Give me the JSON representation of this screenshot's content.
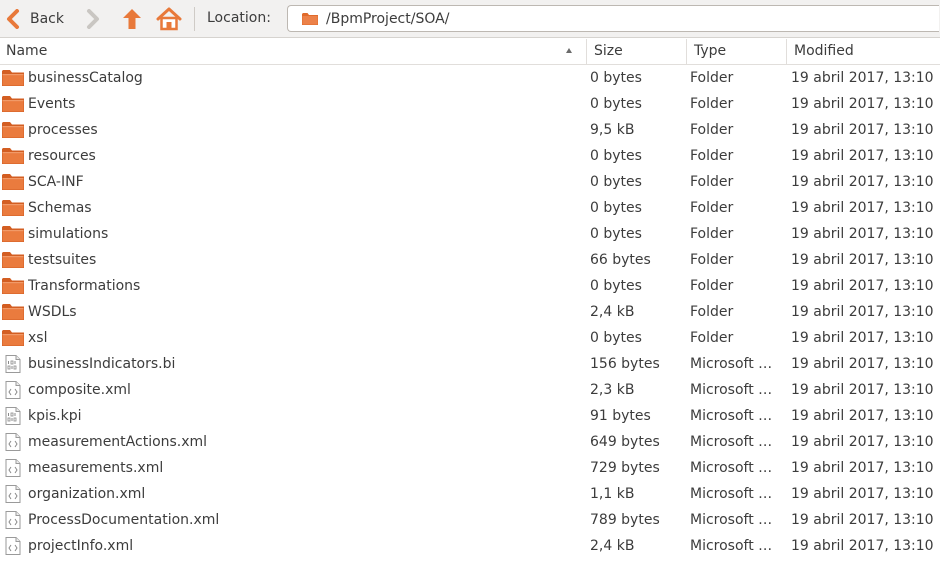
{
  "toolbar": {
    "back_label": "Back",
    "location_label": "Location:",
    "location_path": "/BpmProject/SOA/"
  },
  "columns": {
    "name": "Name",
    "size": "Size",
    "type": "Type",
    "modified": "Modified"
  },
  "colors": {
    "folder": "#e06a2b",
    "arrow": "#e8793a"
  },
  "files": [
    {
      "name": "businessCatalog",
      "size": "0 bytes",
      "type": "Folder",
      "modified": "19 abril 2017, 13:10",
      "icon": "folder-icon"
    },
    {
      "name": "Events",
      "size": "0 bytes",
      "type": "Folder",
      "modified": "19 abril 2017, 13:10",
      "icon": "folder-icon"
    },
    {
      "name": "processes",
      "size": "9,5 kB",
      "type": "Folder",
      "modified": "19 abril 2017, 13:10",
      "icon": "folder-icon"
    },
    {
      "name": "resources",
      "size": "0 bytes",
      "type": "Folder",
      "modified": "19 abril 2017, 13:10",
      "icon": "folder-icon"
    },
    {
      "name": "SCA-INF",
      "size": "0 bytes",
      "type": "Folder",
      "modified": "19 abril 2017, 13:10",
      "icon": "folder-icon"
    },
    {
      "name": "Schemas",
      "size": "0 bytes",
      "type": "Folder",
      "modified": "19 abril 2017, 13:10",
      "icon": "folder-icon"
    },
    {
      "name": "simulations",
      "size": "0 bytes",
      "type": "Folder",
      "modified": "19 abril 2017, 13:10",
      "icon": "folder-icon"
    },
    {
      "name": "testsuites",
      "size": "66 bytes",
      "type": "Folder",
      "modified": "19 abril 2017, 13:10",
      "icon": "folder-icon"
    },
    {
      "name": "Transformations",
      "size": "0 bytes",
      "type": "Folder",
      "modified": "19 abril 2017, 13:10",
      "icon": "folder-icon"
    },
    {
      "name": "WSDLs",
      "size": "2,4 kB",
      "type": "Folder",
      "modified": "19 abril 2017, 13:10",
      "icon": "folder-icon"
    },
    {
      "name": "xsl",
      "size": "0 bytes",
      "type": "Folder",
      "modified": "19 abril 2017, 13:10",
      "icon": "folder-icon"
    },
    {
      "name": "businessIndicators.bi",
      "size": "156 bytes",
      "type": "Microsoft …",
      "modified": "19 abril 2017, 13:10",
      "icon": "binary-file-icon"
    },
    {
      "name": "composite.xml",
      "size": "2,3 kB",
      "type": "Microsoft …",
      "modified": "19 abril 2017, 13:10",
      "icon": "xml-file-icon"
    },
    {
      "name": "kpis.kpi",
      "size": "91 bytes",
      "type": "Microsoft …",
      "modified": "19 abril 2017, 13:10",
      "icon": "binary-file-icon"
    },
    {
      "name": "measurementActions.xml",
      "size": "649 bytes",
      "type": "Microsoft …",
      "modified": "19 abril 2017, 13:10",
      "icon": "xml-file-icon"
    },
    {
      "name": "measurements.xml",
      "size": "729 bytes",
      "type": "Microsoft …",
      "modified": "19 abril 2017, 13:10",
      "icon": "xml-file-icon"
    },
    {
      "name": "organization.xml",
      "size": "1,1 kB",
      "type": "Microsoft …",
      "modified": "19 abril 2017, 13:10",
      "icon": "xml-file-icon"
    },
    {
      "name": "ProcessDocumentation.xml",
      "size": "789 bytes",
      "type": "Microsoft …",
      "modified": "19 abril 2017, 13:10",
      "icon": "xml-file-icon"
    },
    {
      "name": "projectInfo.xml",
      "size": "2,4 kB",
      "type": "Microsoft …",
      "modified": "19 abril 2017, 13:10",
      "icon": "xml-file-icon"
    }
  ]
}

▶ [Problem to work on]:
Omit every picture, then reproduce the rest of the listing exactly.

▶ [Written response]:
Give me the JSON representation of this screenshot's content.
{
  "toolbar": {
    "back_label": "Back",
    "location_label": "Location:",
    "location_path": "/BpmProject/SOA/"
  },
  "columns": {
    "name": "Name",
    "size": "Size",
    "type": "Type",
    "modified": "Modified"
  },
  "colors": {
    "folder": "#e06a2b",
    "arrow": "#e8793a"
  },
  "files": [
    {
      "name": "businessCatalog",
      "size": "0 bytes",
      "type": "Folder",
      "modified": "19 abril 2017, 13:10",
      "icon": "folder-icon"
    },
    {
      "name": "Events",
      "size": "0 bytes",
      "type": "Folder",
      "modified": "19 abril 2017, 13:10",
      "icon": "folder-icon"
    },
    {
      "name": "processes",
      "size": "9,5 kB",
      "type": "Folder",
      "modified": "19 abril 2017, 13:10",
      "icon": "folder-icon"
    },
    {
      "name": "resources",
      "size": "0 bytes",
      "type": "Folder",
      "modified": "19 abril 2017, 13:10",
      "icon": "folder-icon"
    },
    {
      "name": "SCA-INF",
      "size": "0 bytes",
      "type": "Folder",
      "modified": "19 abril 2017, 13:10",
      "icon": "folder-icon"
    },
    {
      "name": "Schemas",
      "size": "0 bytes",
      "type": "Folder",
      "modified": "19 abril 2017, 13:10",
      "icon": "folder-icon"
    },
    {
      "name": "simulations",
      "size": "0 bytes",
      "type": "Folder",
      "modified": "19 abril 2017, 13:10",
      "icon": "folder-icon"
    },
    {
      "name": "testsuites",
      "size": "66 bytes",
      "type": "Folder",
      "modified": "19 abril 2017, 13:10",
      "icon": "folder-icon"
    },
    {
      "name": "Transformations",
      "size": "0 bytes",
      "type": "Folder",
      "modified": "19 abril 2017, 13:10",
      "icon": "folder-icon"
    },
    {
      "name": "WSDLs",
      "size": "2,4 kB",
      "type": "Folder",
      "modified": "19 abril 2017, 13:10",
      "icon": "folder-icon"
    },
    {
      "name": "xsl",
      "size": "0 bytes",
      "type": "Folder",
      "modified": "19 abril 2017, 13:10",
      "icon": "folder-icon"
    },
    {
      "name": "businessIndicators.bi",
      "size": "156 bytes",
      "type": "Microsoft …",
      "modified": "19 abril 2017, 13:10",
      "icon": "binary-file-icon"
    },
    {
      "name": "composite.xml",
      "size": "2,3 kB",
      "type": "Microsoft …",
      "modified": "19 abril 2017, 13:10",
      "icon": "xml-file-icon"
    },
    {
      "name": "kpis.kpi",
      "size": "91 bytes",
      "type": "Microsoft …",
      "modified": "19 abril 2017, 13:10",
      "icon": "binary-file-icon"
    },
    {
      "name": "measurementActions.xml",
      "size": "649 bytes",
      "type": "Microsoft …",
      "modified": "19 abril 2017, 13:10",
      "icon": "xml-file-icon"
    },
    {
      "name": "measurements.xml",
      "size": "729 bytes",
      "type": "Microsoft …",
      "modified": "19 abril 2017, 13:10",
      "icon": "xml-file-icon"
    },
    {
      "name": "organization.xml",
      "size": "1,1 kB",
      "type": "Microsoft …",
      "modified": "19 abril 2017, 13:10",
      "icon": "xml-file-icon"
    },
    {
      "name": "ProcessDocumentation.xml",
      "size": "789 bytes",
      "type": "Microsoft …",
      "modified": "19 abril 2017, 13:10",
      "icon": "xml-file-icon"
    },
    {
      "name": "projectInfo.xml",
      "size": "2,4 kB",
      "type": "Microsoft …",
      "modified": "19 abril 2017, 13:10",
      "icon": "xml-file-icon"
    }
  ]
}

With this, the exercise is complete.